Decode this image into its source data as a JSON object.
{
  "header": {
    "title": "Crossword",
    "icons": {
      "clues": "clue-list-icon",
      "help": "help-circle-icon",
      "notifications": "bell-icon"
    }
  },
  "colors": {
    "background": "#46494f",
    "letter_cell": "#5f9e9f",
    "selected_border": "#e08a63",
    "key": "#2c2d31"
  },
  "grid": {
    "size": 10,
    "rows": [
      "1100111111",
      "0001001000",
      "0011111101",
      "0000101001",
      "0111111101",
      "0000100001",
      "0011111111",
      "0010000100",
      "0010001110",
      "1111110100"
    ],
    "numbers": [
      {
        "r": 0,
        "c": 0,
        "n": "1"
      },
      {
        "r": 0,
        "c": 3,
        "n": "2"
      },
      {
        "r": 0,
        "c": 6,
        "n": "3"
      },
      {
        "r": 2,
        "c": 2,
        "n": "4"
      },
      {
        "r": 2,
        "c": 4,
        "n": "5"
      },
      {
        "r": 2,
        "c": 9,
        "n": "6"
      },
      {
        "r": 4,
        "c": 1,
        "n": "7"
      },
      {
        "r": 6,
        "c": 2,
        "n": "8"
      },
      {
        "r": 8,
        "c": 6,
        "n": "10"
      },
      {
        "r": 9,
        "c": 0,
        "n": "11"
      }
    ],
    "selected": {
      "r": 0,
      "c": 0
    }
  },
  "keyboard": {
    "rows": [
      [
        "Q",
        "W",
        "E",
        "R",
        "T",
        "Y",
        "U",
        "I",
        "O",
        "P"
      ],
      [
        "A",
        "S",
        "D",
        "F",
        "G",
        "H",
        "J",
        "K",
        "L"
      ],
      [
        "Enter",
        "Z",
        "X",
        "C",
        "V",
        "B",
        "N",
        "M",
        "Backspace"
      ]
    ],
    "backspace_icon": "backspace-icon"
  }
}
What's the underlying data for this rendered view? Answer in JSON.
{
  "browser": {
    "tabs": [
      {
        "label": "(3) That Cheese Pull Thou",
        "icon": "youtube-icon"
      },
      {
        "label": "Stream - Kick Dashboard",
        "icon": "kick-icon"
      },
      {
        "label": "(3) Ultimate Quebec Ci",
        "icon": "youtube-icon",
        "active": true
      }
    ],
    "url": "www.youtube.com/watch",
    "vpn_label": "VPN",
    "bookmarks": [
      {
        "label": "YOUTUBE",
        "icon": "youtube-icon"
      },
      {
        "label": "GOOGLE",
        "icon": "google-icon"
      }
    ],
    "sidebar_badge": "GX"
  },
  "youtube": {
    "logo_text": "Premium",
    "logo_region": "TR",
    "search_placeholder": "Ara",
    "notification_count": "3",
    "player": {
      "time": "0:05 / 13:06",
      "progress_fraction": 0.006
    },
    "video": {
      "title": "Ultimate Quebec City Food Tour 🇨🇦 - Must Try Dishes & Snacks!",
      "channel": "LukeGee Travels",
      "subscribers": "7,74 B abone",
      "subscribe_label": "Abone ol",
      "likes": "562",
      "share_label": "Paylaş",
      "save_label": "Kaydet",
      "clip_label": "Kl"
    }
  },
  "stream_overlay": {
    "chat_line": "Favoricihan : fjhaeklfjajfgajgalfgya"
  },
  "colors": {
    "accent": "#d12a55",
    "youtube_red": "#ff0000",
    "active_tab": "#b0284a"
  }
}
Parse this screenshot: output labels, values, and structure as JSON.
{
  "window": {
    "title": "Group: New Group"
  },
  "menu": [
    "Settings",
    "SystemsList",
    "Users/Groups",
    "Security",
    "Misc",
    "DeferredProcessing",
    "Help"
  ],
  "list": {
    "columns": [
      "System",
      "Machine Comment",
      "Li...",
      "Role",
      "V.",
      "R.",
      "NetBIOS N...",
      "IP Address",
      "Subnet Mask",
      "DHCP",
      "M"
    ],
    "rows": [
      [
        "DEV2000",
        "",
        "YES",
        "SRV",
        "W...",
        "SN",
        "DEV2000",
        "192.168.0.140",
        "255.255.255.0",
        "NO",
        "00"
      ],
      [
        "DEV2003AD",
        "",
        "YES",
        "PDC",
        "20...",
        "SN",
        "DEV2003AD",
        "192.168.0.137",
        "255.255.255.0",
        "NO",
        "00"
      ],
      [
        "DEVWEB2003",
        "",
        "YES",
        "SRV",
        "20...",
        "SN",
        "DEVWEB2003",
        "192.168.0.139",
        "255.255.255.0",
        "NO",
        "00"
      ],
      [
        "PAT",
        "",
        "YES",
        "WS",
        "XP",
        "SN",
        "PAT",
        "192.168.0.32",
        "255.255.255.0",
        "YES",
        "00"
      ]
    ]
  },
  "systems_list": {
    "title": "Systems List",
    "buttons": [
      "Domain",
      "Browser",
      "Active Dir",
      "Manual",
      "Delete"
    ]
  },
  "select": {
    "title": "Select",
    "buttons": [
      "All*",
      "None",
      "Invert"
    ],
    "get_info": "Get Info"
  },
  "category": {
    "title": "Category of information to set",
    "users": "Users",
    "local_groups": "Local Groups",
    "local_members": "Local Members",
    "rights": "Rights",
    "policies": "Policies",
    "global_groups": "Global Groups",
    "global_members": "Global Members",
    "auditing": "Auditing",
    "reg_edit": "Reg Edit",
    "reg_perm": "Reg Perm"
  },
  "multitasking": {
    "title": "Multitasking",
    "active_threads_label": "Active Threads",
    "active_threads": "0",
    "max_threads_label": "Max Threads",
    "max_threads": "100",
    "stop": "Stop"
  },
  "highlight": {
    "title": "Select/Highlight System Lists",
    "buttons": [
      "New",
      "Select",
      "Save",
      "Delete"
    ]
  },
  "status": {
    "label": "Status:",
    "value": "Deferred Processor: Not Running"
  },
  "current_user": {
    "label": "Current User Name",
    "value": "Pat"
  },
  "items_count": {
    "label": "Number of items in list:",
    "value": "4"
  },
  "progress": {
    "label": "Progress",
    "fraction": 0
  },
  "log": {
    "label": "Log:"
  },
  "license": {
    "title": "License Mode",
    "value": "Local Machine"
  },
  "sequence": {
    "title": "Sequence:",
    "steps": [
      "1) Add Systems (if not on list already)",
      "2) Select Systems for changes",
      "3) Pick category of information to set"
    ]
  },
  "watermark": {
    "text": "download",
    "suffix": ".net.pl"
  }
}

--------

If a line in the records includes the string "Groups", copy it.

    "Users/Groups",
    "local_groups": "Local Groups",
    "global_groups": "Global Groups",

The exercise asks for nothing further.